Let me introduce myself. I’m a Christian, a wife, mother, grandmother, counselor, and writer. I’m starting this blog to share my written thoughts. I write much better than I talk. I really do. Words flow out of me when I write. It surprises even me. (Yes, I also can edit them when they’re written.)
I’ve been journaling for years and have nuggets from this source to share. I also wrote a newspaper advice column for eighteen years and will share excerpts from my column. I love to read, so I’ll review and recommend the books I like best. For the last year I’ve been writing a book about changes in churches today. You may hear about this also.
Starting this blog is exciting and scary. It’s something I’ve never done before. I’m choosing change. I wrote on this topic in my weekly Family Counselor column in 1999. Here’s an excerpt:
Three things will change the direction of our lives: Crisis, Chance and Choice. When we face a crisis such as a life threatening illness, our priorities radically change. We are shaken to the core and forced to break out of our old habits, thoughts and beliefs. A crisis is a type of conversion. We see the world in a different way and we handle life differently.
We are changed by chance when something outside of us impacts our life. For example, our life changes by chance when we win the lottery or are struck by lightning. Change that occurs as a result of chance is not something we can plan or make happen. Nor can we be sure of the direction it will take us.
Changes that occur as a result of choice are the best kind. With choice we are using our free will to make decisions that will move us in a new direction in life. What greater thrill! Changes that we choose are positive ones, they are changes we’ve yearned for, prayed for and worked for.
Why is change so difficult and why do we backslide so? Doing something we’ve never done takes us out of our comfort zone. Choosing change involves risks. Doing something new or different takes more effort than our usual routines. We “relapse” because the new way is more difficult or feels scary. We also “relapse’ because that’s the way most of us change. We don’t change in a straight line always getting better. Change is more likely to be a progression, three steps forward and one step back.
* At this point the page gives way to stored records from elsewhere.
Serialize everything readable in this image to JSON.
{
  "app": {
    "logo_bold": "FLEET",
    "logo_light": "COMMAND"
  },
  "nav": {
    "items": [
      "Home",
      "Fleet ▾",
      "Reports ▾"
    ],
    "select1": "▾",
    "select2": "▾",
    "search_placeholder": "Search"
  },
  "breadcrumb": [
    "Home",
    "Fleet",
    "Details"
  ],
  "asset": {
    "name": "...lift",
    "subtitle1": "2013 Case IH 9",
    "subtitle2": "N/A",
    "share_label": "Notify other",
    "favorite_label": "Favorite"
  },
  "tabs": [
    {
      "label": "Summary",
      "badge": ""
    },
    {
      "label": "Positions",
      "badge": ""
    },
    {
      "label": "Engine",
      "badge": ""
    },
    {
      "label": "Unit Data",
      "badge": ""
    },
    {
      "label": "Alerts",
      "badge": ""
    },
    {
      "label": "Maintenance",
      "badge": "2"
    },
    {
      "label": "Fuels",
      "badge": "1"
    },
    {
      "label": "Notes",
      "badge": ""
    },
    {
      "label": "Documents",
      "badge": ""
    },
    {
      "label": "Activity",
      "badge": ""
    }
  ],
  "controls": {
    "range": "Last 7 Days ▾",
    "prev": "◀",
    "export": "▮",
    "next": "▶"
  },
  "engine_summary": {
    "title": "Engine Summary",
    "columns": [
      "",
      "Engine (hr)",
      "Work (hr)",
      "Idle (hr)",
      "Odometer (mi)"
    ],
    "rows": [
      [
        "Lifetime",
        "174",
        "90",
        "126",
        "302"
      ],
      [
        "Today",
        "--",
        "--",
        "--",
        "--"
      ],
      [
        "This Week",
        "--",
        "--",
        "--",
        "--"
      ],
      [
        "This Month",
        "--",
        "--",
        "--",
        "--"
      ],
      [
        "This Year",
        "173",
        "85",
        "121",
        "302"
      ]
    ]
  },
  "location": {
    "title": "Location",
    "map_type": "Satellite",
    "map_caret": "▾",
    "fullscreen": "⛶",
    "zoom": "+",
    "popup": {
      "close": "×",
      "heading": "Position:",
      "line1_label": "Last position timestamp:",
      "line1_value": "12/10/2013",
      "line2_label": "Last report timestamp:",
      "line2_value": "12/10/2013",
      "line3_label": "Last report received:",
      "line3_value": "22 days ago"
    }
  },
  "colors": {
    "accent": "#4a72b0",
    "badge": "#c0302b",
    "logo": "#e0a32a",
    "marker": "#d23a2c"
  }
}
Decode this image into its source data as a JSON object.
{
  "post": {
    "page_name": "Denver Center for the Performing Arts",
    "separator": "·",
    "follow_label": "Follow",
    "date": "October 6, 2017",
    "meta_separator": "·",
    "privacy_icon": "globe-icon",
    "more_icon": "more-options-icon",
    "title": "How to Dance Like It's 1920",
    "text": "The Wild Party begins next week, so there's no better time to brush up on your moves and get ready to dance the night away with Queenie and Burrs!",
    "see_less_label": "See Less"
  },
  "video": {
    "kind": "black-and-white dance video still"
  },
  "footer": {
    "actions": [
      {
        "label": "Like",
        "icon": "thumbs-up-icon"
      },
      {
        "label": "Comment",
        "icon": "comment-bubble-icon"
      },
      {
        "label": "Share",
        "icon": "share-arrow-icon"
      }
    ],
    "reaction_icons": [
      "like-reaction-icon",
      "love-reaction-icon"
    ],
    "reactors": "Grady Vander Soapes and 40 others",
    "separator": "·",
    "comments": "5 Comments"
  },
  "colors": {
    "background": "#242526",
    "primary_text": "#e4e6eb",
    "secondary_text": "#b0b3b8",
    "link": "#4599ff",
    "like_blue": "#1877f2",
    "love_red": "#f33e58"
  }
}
When we backslide we need to accept it and learn from it. What thought or feeling made us fall down? Our relapses give us valuable information on why we go back to our old ways. We also need to accept the fact that we’re human and we will fall short at times. Just start over and work your plan. Each time we pick ourselves up and begin again we grow stronger and more consistent in our new behavior.
Learn to motivate yourself toward your goals. Keeping a journal detailing your progress and your setbacks can help. A positive attitude is essential. Focus more on your successes than on your failures. Change is necessary. Without change we don’t grow. Crisis or chance may force us to change if we don’t choose to change.
I would add, seek God’s will and he will guide and direct your change.
This wasn’t so hard. I’ve chosen change. I now have a blog!